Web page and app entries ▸
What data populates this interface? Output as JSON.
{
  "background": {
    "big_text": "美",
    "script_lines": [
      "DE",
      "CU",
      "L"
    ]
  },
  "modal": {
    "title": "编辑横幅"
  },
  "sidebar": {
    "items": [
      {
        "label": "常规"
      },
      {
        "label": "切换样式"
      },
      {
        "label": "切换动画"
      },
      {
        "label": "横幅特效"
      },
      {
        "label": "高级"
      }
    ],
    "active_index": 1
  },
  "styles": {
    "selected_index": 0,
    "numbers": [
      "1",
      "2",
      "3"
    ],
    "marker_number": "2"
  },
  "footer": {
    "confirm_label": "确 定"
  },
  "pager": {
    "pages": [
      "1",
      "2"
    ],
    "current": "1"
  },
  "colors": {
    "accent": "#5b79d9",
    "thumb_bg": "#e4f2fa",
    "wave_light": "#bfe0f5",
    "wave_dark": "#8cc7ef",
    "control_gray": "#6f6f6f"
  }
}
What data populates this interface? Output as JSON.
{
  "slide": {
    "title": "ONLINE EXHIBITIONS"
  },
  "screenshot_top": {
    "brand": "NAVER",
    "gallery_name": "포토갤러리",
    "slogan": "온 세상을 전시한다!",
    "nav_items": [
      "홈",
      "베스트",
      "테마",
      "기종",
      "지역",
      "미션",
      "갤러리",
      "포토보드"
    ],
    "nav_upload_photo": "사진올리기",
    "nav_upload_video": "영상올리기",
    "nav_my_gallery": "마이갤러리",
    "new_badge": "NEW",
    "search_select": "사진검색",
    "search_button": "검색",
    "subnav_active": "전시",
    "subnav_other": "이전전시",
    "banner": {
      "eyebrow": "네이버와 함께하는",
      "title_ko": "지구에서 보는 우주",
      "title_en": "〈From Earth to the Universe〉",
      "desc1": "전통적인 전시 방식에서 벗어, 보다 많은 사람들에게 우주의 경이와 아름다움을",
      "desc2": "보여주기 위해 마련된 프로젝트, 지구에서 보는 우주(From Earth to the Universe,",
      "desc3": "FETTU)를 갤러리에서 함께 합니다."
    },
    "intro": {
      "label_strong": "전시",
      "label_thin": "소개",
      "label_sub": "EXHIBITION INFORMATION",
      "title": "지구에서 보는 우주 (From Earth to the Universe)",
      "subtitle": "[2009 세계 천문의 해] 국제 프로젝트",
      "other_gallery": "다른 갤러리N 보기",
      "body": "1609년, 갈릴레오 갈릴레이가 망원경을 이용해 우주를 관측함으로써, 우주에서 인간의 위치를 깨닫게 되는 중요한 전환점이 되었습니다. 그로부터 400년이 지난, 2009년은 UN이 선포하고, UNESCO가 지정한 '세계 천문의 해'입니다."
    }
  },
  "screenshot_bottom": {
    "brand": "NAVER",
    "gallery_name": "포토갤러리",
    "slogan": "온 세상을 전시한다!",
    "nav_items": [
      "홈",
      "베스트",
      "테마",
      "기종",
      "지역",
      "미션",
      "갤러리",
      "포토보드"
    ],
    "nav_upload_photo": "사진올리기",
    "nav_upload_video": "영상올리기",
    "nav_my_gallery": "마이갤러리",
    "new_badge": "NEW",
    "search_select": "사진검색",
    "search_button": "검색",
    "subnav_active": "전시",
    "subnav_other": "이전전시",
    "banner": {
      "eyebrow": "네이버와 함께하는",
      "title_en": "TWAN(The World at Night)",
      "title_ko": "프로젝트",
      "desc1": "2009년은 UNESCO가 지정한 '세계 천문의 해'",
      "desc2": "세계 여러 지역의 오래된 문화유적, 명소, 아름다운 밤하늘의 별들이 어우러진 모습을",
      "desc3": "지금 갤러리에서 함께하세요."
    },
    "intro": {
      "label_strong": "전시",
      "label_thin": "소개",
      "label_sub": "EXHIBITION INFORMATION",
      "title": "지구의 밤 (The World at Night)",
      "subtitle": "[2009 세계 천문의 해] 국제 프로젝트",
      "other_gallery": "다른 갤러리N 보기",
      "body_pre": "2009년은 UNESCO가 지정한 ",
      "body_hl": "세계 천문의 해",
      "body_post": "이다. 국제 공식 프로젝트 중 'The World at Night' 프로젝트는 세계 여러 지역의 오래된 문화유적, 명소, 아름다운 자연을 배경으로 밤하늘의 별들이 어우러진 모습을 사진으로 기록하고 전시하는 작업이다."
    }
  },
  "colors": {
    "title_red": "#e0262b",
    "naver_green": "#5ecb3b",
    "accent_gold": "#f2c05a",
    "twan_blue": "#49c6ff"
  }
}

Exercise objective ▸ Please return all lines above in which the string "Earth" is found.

Solution to this task ▸
      "title_en": "〈From Earth to the Universe〉",
      "desc2": "보여주기 위해 마련된 프로젝트, 지구에서 보는 우주(From Earth to the Universe,",
      "title": "지구에서 보는 우주 (From Earth to the Universe)",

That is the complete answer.